DATASET:
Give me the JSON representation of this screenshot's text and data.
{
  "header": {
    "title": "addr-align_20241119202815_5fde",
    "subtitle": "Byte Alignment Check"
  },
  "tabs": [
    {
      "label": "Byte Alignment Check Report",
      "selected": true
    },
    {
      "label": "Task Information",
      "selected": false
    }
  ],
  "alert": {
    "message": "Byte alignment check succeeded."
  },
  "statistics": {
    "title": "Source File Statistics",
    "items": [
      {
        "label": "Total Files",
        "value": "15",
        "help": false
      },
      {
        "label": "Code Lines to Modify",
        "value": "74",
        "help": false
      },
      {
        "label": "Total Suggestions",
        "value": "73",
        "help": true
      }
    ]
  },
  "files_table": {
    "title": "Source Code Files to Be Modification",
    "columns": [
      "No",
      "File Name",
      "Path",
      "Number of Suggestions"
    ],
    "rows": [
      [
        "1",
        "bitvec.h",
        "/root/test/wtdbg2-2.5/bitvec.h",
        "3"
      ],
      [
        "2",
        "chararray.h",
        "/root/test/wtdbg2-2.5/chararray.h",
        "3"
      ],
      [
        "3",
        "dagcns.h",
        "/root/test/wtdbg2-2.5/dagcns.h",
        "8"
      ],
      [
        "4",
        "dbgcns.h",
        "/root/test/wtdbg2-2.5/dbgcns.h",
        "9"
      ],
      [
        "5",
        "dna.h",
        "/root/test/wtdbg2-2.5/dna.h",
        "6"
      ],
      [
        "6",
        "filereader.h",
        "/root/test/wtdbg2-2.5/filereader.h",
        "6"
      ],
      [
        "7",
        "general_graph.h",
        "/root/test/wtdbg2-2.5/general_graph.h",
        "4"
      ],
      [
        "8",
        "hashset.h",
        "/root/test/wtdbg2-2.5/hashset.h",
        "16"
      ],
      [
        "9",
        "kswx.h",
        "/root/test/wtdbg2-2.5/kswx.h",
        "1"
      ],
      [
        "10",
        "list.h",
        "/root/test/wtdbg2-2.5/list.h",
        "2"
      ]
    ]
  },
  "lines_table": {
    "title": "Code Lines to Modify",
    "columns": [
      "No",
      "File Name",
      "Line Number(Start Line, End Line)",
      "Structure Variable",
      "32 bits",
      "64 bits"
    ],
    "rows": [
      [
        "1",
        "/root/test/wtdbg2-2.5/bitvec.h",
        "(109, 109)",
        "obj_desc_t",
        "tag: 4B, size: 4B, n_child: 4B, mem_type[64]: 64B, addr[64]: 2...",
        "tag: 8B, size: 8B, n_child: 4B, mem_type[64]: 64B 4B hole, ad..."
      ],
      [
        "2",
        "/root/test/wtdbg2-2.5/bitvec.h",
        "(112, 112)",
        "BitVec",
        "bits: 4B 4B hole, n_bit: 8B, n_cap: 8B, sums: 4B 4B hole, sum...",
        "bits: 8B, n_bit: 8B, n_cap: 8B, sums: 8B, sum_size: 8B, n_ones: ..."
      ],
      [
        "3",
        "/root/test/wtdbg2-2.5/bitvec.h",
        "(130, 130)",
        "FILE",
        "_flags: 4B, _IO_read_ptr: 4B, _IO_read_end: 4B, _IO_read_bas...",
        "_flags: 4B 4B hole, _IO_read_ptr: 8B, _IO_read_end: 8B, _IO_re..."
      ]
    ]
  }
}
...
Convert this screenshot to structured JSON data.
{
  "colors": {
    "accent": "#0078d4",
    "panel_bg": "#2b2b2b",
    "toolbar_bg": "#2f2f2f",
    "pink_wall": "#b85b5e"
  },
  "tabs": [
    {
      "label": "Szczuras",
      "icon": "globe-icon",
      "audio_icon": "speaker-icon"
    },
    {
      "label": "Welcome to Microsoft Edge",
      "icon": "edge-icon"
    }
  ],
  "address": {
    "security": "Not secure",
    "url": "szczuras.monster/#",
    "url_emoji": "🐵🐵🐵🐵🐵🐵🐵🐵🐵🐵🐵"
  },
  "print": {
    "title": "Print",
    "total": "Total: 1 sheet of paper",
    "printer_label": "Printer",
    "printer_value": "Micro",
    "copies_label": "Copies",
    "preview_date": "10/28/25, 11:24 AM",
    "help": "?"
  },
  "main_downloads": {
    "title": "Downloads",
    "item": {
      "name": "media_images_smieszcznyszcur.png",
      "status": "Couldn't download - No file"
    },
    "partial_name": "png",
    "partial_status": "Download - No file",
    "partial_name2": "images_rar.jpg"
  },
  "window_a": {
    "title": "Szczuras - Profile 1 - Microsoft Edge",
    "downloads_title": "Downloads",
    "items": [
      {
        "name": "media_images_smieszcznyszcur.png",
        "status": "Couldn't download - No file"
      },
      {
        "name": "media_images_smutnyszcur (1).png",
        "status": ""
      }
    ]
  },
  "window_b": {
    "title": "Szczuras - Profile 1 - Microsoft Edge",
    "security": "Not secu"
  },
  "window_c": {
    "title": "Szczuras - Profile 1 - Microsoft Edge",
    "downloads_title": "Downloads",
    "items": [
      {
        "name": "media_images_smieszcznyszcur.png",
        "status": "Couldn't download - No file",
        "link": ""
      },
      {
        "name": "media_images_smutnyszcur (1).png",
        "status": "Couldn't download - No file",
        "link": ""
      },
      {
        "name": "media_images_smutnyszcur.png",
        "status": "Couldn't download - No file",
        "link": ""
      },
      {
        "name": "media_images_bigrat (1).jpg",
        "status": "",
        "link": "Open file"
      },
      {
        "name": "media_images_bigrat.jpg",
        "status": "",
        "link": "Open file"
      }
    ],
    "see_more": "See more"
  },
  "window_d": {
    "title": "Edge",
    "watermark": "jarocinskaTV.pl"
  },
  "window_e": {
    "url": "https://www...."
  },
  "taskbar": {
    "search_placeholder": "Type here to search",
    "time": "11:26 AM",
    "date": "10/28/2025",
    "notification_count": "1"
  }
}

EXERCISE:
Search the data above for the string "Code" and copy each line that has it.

WORKED SOLUTION:
        "label": "Code Lines to Modify",
    "title": "Source Code Files to Be Modification",
    "title": "Code Lines to Modify",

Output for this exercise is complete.